RECORDS FOR THE EXERCISE:
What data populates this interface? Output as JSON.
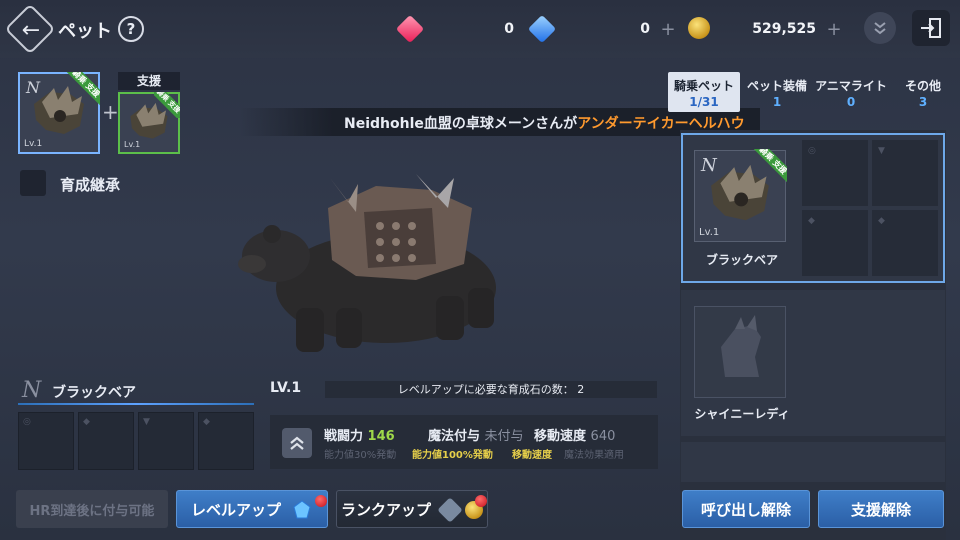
{
  "header": {
    "title": "ペット",
    "help_label": "?",
    "currencies": [
      {
        "name": "red-gem",
        "value": "0",
        "color": "#ff4d7a"
      },
      {
        "name": "blue-gem",
        "value": "0",
        "color": "#4aa8ff"
      },
      {
        "name": "gold-coin",
        "value": "529,525",
        "color": "#e8b53a"
      }
    ]
  },
  "formation": {
    "support_label": "支援",
    "main_pet": {
      "level": "Lv.1",
      "badge": "騎乗 支援"
    },
    "support_pet": {
      "level": "Lv.1",
      "badge": "騎乗 支援"
    },
    "inherit_label": "育成継承"
  },
  "notice": {
    "prefix": "Neidhohle血盟の卓球メーンさんが",
    "highlight": "アンダーテイカーヘルハウンド"
  },
  "selected_pet": {
    "grade_mark": "N",
    "name": "ブラックベア",
    "level_label": "LV.1",
    "level_requirement": "レベルアップに必要な育成石の数： 2"
  },
  "stats": {
    "combat_label": "戦闘力",
    "combat_value": "146",
    "magic_label": "魔法付与",
    "magic_value": "未付与",
    "speed_label": "移動速度",
    "speed_value": "640",
    "sub_1": "能力値30%発動",
    "sub_2": "能力値100%発動",
    "sub_3": "移動速度",
    "sub_4": "魔法効果適用"
  },
  "tabs": [
    {
      "label": "騎乗ペット",
      "count": "1/31"
    },
    {
      "label": "ペット装備",
      "count": "1"
    },
    {
      "label": "アニマライト",
      "count": "0"
    },
    {
      "label": "その他",
      "count": "3"
    }
  ],
  "pet_list": [
    {
      "name": "ブラックベア",
      "level": "Lv.1",
      "grade": "N",
      "badge": "騎乗 支援"
    },
    {
      "name": "シャイニーレディ"
    }
  ],
  "buttons": {
    "disabled": "HR到達後に付与可能",
    "level_up": "レベルアップ",
    "rank_up": "ランクアップ",
    "release_summon": "呼び出し解除",
    "release_support": "支援解除"
  }
}
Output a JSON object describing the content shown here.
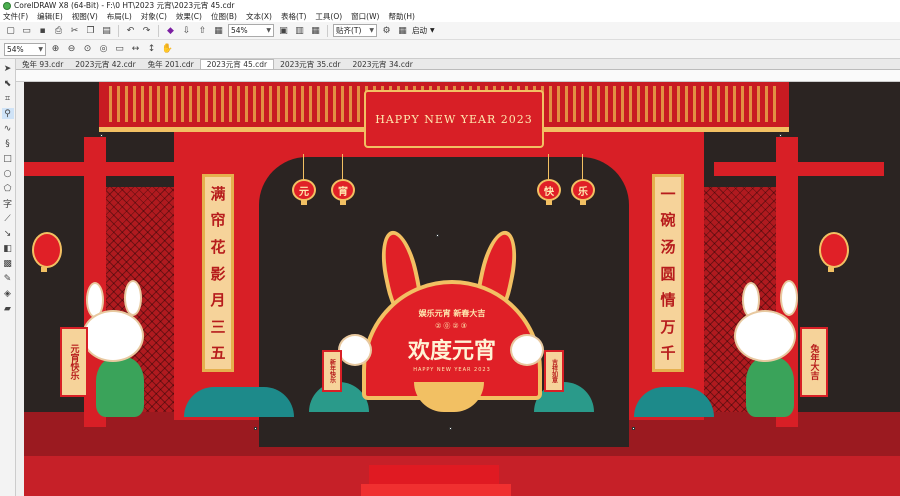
{
  "window": {
    "title": "CorelDRAW X8 (64-Bit) - F:\\0 HT\\2023 元宵\\2023元宵 45.cdr"
  },
  "menu": [
    "文件(F)",
    "编辑(E)",
    "视图(V)",
    "布局(L)",
    "对象(C)",
    "效果(C)",
    "位图(B)",
    "文本(X)",
    "表格(T)",
    "工具(O)",
    "窗口(W)",
    "帮助(H)"
  ],
  "toolbar": {
    "zoom_value": "54%",
    "snap_label": "贴齐(T)",
    "launch_label": "启动"
  },
  "propertybar": {
    "zoom_value": "54%"
  },
  "tabs": [
    {
      "label": "兔年 93.cdr",
      "active": false
    },
    {
      "label": "2023元宵 42.cdr",
      "active": false
    },
    {
      "label": "兔年 201.cdr",
      "active": false
    },
    {
      "label": "2023元宵 45.cdr",
      "active": true
    },
    {
      "label": "2023元宵 35.cdr",
      "active": false
    },
    {
      "label": "2023元宵 34.cdr",
      "active": false
    }
  ],
  "artwork": {
    "banner_text": "HAPPY NEW YEAR 2023",
    "couplet_left": [
      "满",
      "帘",
      "花",
      "影",
      "月",
      "三",
      "五"
    ],
    "couplet_right": [
      "一",
      "碗",
      "汤",
      "圆",
      "情",
      "万",
      "千"
    ],
    "lanterns": [
      "元",
      "宵",
      "快",
      "乐"
    ],
    "board_sub": "娱乐元宵  新春大吉",
    "board_year": "②⓪②③",
    "board_main": "欢度元宵",
    "board_eng": "HAPPY NEW YEAR 2023",
    "scroll_left": "元宵快乐",
    "scroll_right": "兔年大吉",
    "small_scroll_left": "新年快乐",
    "small_scroll_right": "吉祥如意",
    "colors": {
      "red": "#d81f26",
      "gold": "#f2c063",
      "dark": "#2b2422",
      "teal": "#1d8a8a"
    }
  }
}
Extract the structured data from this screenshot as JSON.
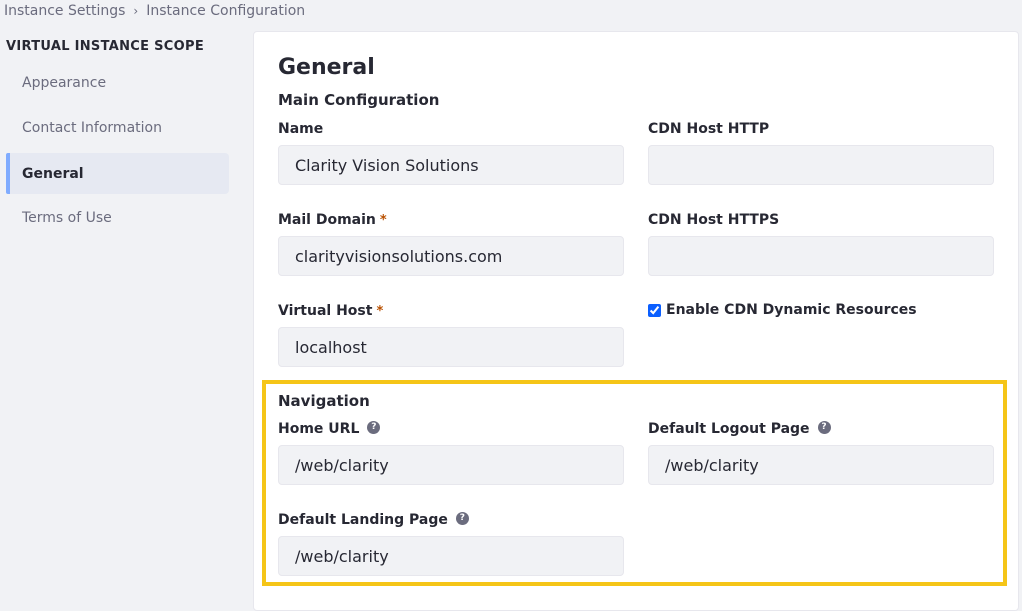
{
  "breadcrumb": {
    "items": [
      "Instance Settings",
      "Instance Configuration"
    ],
    "separator_icon": "chevron-right-icon"
  },
  "sidebar": {
    "heading": "VIRTUAL INSTANCE SCOPE",
    "items": [
      {
        "label": "Appearance",
        "active": false
      },
      {
        "label": "Contact Information",
        "active": false
      },
      {
        "label": "General",
        "active": true
      },
      {
        "label": "Terms of Use",
        "active": false
      }
    ]
  },
  "main": {
    "title": "General",
    "main_configuration": {
      "heading": "Main Configuration",
      "name": {
        "label": "Name",
        "value": "Clarity Vision Solutions"
      },
      "mail_domain": {
        "label": "Mail Domain",
        "required_mark": "*",
        "value": "clarityvisionsolutions.com"
      },
      "virtual_host": {
        "label": "Virtual Host",
        "required_mark": "*",
        "value": "localhost"
      },
      "cdn_host_http": {
        "label": "CDN Host HTTP",
        "value": ""
      },
      "cdn_host_https": {
        "label": "CDN Host HTTPS",
        "value": ""
      },
      "enable_cdn_dynamic_resources": {
        "label": "Enable CDN Dynamic Resources",
        "checked": true
      }
    },
    "navigation": {
      "heading": "Navigation",
      "home_url": {
        "label": "Home URL",
        "help_icon": "?",
        "value": "/web/clarity"
      },
      "default_logout_page": {
        "label": "Default Logout Page",
        "help_icon": "?",
        "value": "/web/clarity"
      },
      "default_landing_page": {
        "label": "Default Landing Page",
        "help_icon": "?",
        "value": "/web/clarity"
      }
    }
  },
  "colors": {
    "highlight_border": "#f5c518",
    "active_nav_accent": "#80acff",
    "required_mark": "#b95000",
    "checkbox_accent": "#0b5fff"
  }
}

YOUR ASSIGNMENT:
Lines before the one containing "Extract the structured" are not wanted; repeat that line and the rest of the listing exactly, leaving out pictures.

RESULT FOR THIS TASK:
Extract the structured data from this screenshot as JSON.
{
  "breadcrumb": {
    "items": [
      "Instance Settings",
      "Instance Configuration"
    ],
    "separator_icon": "chevron-right-icon"
  },
  "sidebar": {
    "heading": "VIRTUAL INSTANCE SCOPE",
    "items": [
      {
        "label": "Appearance",
        "active": false
      },
      {
        "label": "Contact Information",
        "active": false
      },
      {
        "label": "General",
        "active": true
      },
      {
        "label": "Terms of Use",
        "active": false
      }
    ]
  },
  "main": {
    "title": "General",
    "main_configuration": {
      "heading": "Main Configuration",
      "name": {
        "label": "Name",
        "value": "Clarity Vision Solutions"
      },
      "mail_domain": {
        "label": "Mail Domain",
        "required_mark": "*",
        "value": "clarityvisionsolutions.com"
      },
      "virtual_host": {
        "label": "Virtual Host",
        "required_mark": "*",
        "value": "localhost"
      },
      "cdn_host_http": {
        "label": "CDN Host HTTP",
        "value": ""
      },
      "cdn_host_https": {
        "label": "CDN Host HTTPS",
        "value": ""
      },
      "enable_cdn_dynamic_resources": {
        "label": "Enable CDN Dynamic Resources",
        "checked": true
      }
    },
    "navigation": {
      "heading": "Navigation",
      "home_url": {
        "label": "Home URL",
        "help_icon": "?",
        "value": "/web/clarity"
      },
      "default_logout_page": {
        "label": "Default Logout Page",
        "help_icon": "?",
        "value": "/web/clarity"
      },
      "default_landing_page": {
        "label": "Default Landing Page",
        "help_icon": "?",
        "value": "/web/clarity"
      }
    }
  },
  "colors": {
    "highlight_border": "#f5c518",
    "active_nav_accent": "#80acff",
    "required_mark": "#b95000",
    "checkbox_accent": "#0b5fff"
  }
}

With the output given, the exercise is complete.